(the goddess) Athene gleaming-eyed glaukopis Athene, γλαυκῶπις Ἀθήνη
(the goddess) Hera goddess of the white arms thea leukolenos Here, θεὰ λευκώλενος Ἥρη
(the hero) Odysseus of many counsels polumetis Odysseus, πολύμητις Ὀδυσσεύς
(the hero) Agamemnon lord of men anax andron Agamemnon, ἄναξ ἀνδρῶν Ἀγαμέμνων
(the hero) Achilles god-like dios Achilleus, δῖος Ἀχιλλεύς‚
(the hero) Achilles swift-footed podas okus Achilleus, πόδας ὠκύς Ἀχιλλεύς‚
the Achaeans (i.e., the Greeks) glancing-eyed helikopes Achaioi, ἑλίκωπες Ἀχαιοί
dawn rosy-fingered rhododaktulos Eos, ῥοδοδάκτυλος Ἠώς

Stock epithets are particularly useful to poets working in an oral tradition for a number of reasons. They make a poem easier to remember - which clearly matters when poetry is not read, but recited from memory before an audience. They also help in the composition of a poem by providing the poet with ready-made phrases in the appropriate metre. It is no accident that all the examples of stock epithets in the table above generate phrases which, in Greek, can form the end of a dactylic hexameter: the Iliad and the Odyssey were composed in dactylic hexameters, and the end of a dactylic hexameter is the part of the line that is most difficult to construct.

The phrase 'stock epithet' embodies a metaphor from commerce. A shopkeeper's stock are those goods he regularly keeps in his shop, and so a stock item is an item he can immediately supply to a customer because he does not need to order it specially from the wholesaler. Analogously, the poet has in his mind a stock of adjectives or descriptive phrases appropriate to the various individuals and objects in his poem - stock epithets - and he can effortlessly draw on this resource when the demands of his verse require this.
  • Similar stock phrases can be found in British folk ballads, where "They hadna sailed a week from her,/A week but barely three provides a link to the convenient rhyme common in everyday vocabulary, '-ee-', as in The Wife of Usher's Well; repetition of phrases, as in "Who will shoe her bonny foot, and who will glove her hand"; and various refrains - which give the singer (or reciter) time to collect the words for the next line or verse.
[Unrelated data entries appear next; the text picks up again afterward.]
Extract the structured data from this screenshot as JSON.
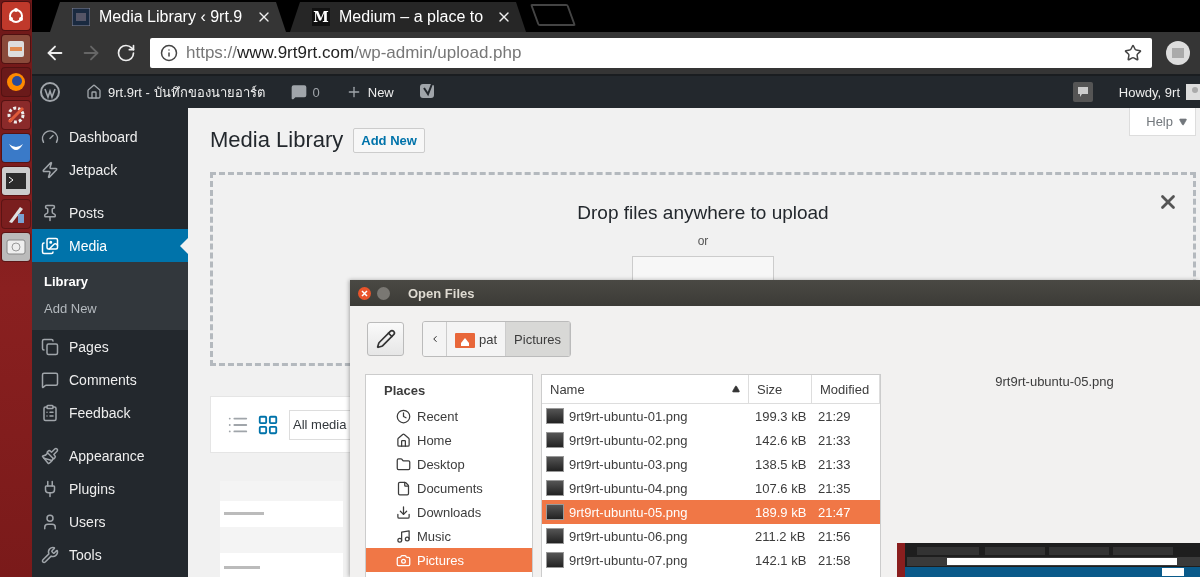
{
  "browser": {
    "tabs": [
      {
        "title": "Media Library ‹ 9rt.9",
        "selected": true
      },
      {
        "title": "Medium – a place to",
        "icon_text": "M",
        "selected": false
      }
    ],
    "navigation": {
      "back_disabled": false,
      "forward_disabled": true
    },
    "address": {
      "scheme": "https://",
      "host": "www.9rt9rt.com",
      "path": "/wp-admin/upload.php"
    }
  },
  "admin_bar": {
    "site_name": "9rt.9rt - บันทึกของนายอาร์ต",
    "comments": "0",
    "new": "New",
    "greeting": "Howdy, 9rt"
  },
  "sidebar": {
    "groups": [
      [
        {
          "label": "Dashboard",
          "selected": false
        },
        {
          "label": "Jetpack",
          "selected": false
        }
      ],
      [
        {
          "label": "Posts",
          "selected": false
        },
        {
          "label": "Media",
          "selected": true,
          "children": [
            {
              "label": "Library",
              "selected": true
            },
            {
              "label": "Add New",
              "selected": false
            }
          ]
        },
        {
          "label": "Pages",
          "selected": false
        },
        {
          "label": "Comments",
          "selected": false
        },
        {
          "label": "Feedback",
          "selected": false
        }
      ],
      [
        {
          "label": "Appearance",
          "selected": false
        },
        {
          "label": "Plugins",
          "selected": false
        },
        {
          "label": "Users",
          "selected": false
        },
        {
          "label": "Tools",
          "selected": false
        }
      ]
    ]
  },
  "page": {
    "title": "Media Library",
    "add_new": "Add New",
    "help": "Help",
    "uploader": {
      "heading": "Drop files anywhere to upload",
      "or": "or"
    },
    "view_modes": [
      {
        "selected": false
      },
      {
        "selected": true
      }
    ],
    "filter": "All media"
  },
  "dialog": {
    "title": "Open Files",
    "path": [
      {
        "label": "pat",
        "selected": false
      },
      {
        "label": "Pictures",
        "selected": true
      }
    ],
    "places": {
      "heading": "Places",
      "items": [
        {
          "label": "Recent",
          "selected": false
        },
        {
          "label": "Home",
          "selected": false
        },
        {
          "label": "Desktop",
          "selected": false
        },
        {
          "label": "Documents",
          "selected": false
        },
        {
          "label": "Downloads",
          "selected": false
        },
        {
          "label": "Music",
          "selected": false
        },
        {
          "label": "Pictures",
          "selected": true
        }
      ]
    },
    "files": {
      "columns": [
        "Name",
        "Size",
        "Modified"
      ],
      "rows": [
        {
          "name": "9rt9rt-ubuntu-01.png",
          "size": "199.3 kB",
          "modified": "21:29",
          "selected": false
        },
        {
          "name": "9rt9rt-ubuntu-02.png",
          "size": "142.6 kB",
          "modified": "21:33",
          "selected": false
        },
        {
          "name": "9rt9rt-ubuntu-03.png",
          "size": "138.5 kB",
          "modified": "21:33",
          "selected": false
        },
        {
          "name": "9rt9rt-ubuntu-04.png",
          "size": "107.6 kB",
          "modified": "21:35",
          "selected": false
        },
        {
          "name": "9rt9rt-ubuntu-05.png",
          "size": "189.9 kB",
          "modified": "21:47",
          "selected": true
        },
        {
          "name": "9rt9rt-ubuntu-06.png",
          "size": "211.2 kB",
          "modified": "21:56",
          "selected": false
        },
        {
          "name": "9rt9rt-ubuntu-07.png",
          "size": "142.1 kB",
          "modified": "21:58",
          "selected": false
        }
      ]
    },
    "preview": {
      "filename": "9rt9rt-ubuntu-05.png"
    }
  }
}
See also "Edward, Edward"
See further Epithet, Homer, Iliad and Odyssey, ballad.